David A. Shaywitz: Problems With Obama's Drive to Standardize Care
Our health-care system is now facing a problem that has plagued business leaders for years: how do you balance consistency and innovation?
The drive for consistency in health care is based upon the observation that physicians across the country treat similar medical conditions in dramatically different fashions. Sometimes, these different approaches are costly, such as using a more expensive treatment when a less expensive approach might be as effective. In other cases, these practice variations are dangerous -- failing to provide patients with treatment the evidence suggests is best.
Standardizing the delivery of care -- identifying "best practices," and then insisting physicians follow these guidelines -- could, in theory, save money while improving quality, and it is the basis of Obama's health-care proposal. For many managers, one of the great attractions of consistency initiatives is that they offer instant metrics, quantitative methods of evaluating how well you are doing simply by measuring how close you are adhering to the established standard.
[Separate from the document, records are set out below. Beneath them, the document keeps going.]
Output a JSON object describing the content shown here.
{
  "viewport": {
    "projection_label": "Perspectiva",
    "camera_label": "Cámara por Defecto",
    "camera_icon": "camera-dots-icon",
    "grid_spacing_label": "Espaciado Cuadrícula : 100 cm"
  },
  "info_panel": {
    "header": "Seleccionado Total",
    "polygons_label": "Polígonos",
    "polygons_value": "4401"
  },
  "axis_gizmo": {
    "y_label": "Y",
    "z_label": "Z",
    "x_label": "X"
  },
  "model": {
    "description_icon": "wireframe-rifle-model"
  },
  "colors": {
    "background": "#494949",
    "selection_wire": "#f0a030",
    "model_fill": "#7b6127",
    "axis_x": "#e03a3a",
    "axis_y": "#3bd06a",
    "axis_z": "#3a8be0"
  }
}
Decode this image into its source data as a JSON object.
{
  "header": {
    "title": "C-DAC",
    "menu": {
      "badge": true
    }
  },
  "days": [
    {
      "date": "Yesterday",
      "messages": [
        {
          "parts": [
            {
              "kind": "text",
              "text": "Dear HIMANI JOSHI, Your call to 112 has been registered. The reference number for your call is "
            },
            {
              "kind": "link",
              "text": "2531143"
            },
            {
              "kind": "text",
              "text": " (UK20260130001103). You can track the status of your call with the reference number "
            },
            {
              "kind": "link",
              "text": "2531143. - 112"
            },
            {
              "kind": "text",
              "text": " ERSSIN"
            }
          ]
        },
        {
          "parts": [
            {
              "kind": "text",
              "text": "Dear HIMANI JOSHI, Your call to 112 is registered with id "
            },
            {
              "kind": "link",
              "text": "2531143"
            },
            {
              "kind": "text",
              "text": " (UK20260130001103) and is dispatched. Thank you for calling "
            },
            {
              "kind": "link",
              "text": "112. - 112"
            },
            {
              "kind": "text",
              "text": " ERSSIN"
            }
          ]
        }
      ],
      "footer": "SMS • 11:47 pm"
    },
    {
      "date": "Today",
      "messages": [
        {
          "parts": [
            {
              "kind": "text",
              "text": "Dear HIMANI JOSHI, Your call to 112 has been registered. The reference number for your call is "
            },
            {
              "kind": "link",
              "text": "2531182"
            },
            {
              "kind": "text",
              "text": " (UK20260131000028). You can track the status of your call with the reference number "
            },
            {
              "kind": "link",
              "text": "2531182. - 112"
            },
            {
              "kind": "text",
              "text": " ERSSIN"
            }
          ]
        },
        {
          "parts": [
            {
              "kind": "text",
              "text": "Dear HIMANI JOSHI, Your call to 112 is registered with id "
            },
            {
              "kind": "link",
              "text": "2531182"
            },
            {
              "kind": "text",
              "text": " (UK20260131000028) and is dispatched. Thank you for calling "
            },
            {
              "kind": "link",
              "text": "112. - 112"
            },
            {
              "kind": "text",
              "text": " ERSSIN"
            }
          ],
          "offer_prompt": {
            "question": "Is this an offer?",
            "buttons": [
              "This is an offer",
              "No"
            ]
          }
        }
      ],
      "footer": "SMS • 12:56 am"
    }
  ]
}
Yet, these exact metrics are also what most concern many physicians, as the drive for standardization seems to have far outstripped our ability to identify appropriate standards. Many practice guidelines are based on limited data, and in many cases, it's not clear that strict adherence to these guidelines actually improves patient outcomes.
If medicine lurches in the direction of guidelines and algorithms, two important opportunities may be lost:
-- First, we may lose the chance to individualize care; a treatment ineffective for most patients may be enormously useful for some.
-- Second, we may lose the opportunity to tinker and innovate -- so many powerful discoveries originated with a clinician's chance observation or slight deviation from standard treatment.
Success will require that we clearly differentiate between guidelines based on the most robust evidence -- strong recommendations that truly deserve to guide clinical practice -- from all other guidance, which can inform care, but should not dictate it.
We must also ensure that to the extent standardized treatment protocols are employed, they are routinely used to evaluate and improve care, not just deliver it. Treatment algorithms could enable the rigorous comparison of different therapeutic approaches when there are several reasonable alternatives, potentially providing more actionable conclusions than an army of tinkering practitioners. All of this, though, would require planning, expertise, commitment, and funding.
David A. Shaywitz is a management consultant in New Jersey and co-founder of Harvard's PASTEUR program in translational research.